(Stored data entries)
+++
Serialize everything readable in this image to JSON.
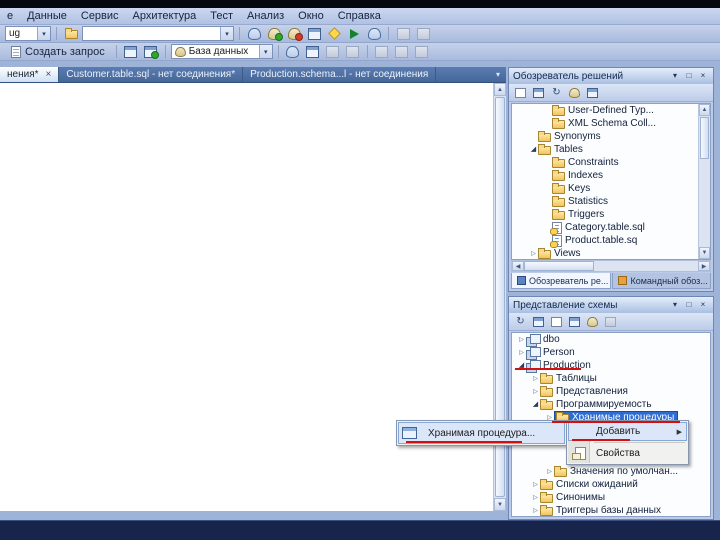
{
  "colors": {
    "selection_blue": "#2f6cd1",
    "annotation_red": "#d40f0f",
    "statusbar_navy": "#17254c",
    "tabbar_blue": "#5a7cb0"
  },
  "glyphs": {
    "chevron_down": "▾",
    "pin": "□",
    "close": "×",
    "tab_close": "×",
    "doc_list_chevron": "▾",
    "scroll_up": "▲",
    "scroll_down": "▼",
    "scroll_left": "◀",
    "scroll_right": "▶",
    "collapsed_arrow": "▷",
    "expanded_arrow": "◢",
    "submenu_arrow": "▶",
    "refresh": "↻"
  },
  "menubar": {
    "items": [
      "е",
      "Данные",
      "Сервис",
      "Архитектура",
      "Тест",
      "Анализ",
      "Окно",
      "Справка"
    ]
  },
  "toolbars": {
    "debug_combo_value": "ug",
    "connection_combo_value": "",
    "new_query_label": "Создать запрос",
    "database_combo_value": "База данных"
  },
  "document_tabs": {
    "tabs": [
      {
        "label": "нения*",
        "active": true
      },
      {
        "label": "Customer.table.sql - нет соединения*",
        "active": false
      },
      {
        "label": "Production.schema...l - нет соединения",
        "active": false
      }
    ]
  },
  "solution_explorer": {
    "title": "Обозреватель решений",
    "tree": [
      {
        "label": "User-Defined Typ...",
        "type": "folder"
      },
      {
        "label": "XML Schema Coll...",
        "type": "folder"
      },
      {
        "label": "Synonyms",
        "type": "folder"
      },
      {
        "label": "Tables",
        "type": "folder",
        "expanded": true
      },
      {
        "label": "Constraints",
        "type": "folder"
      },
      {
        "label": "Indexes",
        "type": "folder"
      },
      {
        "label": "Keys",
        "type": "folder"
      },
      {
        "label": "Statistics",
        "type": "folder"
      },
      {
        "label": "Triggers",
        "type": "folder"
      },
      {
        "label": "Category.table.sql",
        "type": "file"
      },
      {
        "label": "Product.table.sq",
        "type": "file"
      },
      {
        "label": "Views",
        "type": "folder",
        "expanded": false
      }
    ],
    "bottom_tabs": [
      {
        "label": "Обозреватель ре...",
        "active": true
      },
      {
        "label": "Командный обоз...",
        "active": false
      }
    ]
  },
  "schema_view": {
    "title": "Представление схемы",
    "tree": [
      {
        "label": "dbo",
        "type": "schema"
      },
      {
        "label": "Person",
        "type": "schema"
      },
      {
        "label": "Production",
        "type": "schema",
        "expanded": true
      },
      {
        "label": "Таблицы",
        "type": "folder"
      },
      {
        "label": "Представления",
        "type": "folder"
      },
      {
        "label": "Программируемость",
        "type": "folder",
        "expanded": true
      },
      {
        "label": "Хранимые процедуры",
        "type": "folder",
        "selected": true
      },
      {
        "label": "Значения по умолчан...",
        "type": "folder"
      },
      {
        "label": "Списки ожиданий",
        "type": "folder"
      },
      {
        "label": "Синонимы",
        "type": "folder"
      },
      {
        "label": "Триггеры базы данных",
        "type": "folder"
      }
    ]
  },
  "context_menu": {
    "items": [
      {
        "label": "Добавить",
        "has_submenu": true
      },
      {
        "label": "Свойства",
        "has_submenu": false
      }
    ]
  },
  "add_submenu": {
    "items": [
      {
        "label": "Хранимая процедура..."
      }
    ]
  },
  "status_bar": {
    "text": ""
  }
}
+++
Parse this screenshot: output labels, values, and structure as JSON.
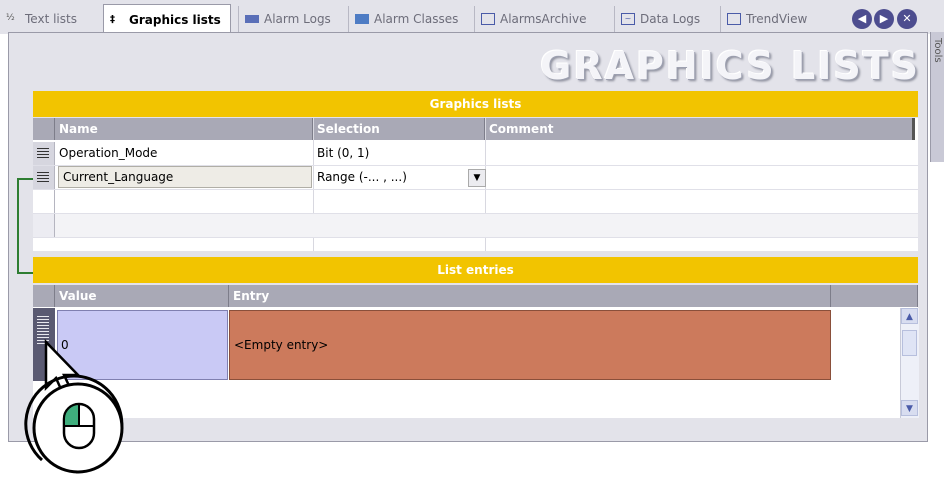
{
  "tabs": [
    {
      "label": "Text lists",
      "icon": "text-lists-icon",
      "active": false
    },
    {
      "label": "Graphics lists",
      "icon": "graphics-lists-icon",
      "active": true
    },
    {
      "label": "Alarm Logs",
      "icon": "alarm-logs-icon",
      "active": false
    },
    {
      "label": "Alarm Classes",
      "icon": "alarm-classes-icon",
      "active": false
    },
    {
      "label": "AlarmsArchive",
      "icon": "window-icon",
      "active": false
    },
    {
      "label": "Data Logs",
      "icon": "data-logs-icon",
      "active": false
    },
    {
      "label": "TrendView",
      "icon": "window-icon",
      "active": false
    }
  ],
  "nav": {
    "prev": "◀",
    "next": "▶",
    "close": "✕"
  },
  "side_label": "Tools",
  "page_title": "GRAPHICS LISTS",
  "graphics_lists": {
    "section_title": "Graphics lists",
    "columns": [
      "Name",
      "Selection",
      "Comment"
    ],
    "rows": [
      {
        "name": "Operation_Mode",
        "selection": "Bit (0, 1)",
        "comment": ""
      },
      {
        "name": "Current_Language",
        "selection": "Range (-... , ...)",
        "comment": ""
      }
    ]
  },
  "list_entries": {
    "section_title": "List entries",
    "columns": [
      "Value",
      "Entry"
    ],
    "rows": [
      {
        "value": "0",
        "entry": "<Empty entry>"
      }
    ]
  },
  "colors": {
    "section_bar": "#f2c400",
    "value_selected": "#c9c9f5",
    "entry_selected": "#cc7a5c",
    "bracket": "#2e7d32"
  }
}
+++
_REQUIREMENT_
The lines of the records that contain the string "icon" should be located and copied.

_EXPECTED OUTPUT_
      "icon": "text-lists-icon",
      "icon": "graphics-lists-icon",
      "icon": "alarm-logs-icon",
      "icon": "alarm-classes-icon",
      "icon": "window-icon",
      "icon": "data-logs-icon",
      "icon": "window-icon",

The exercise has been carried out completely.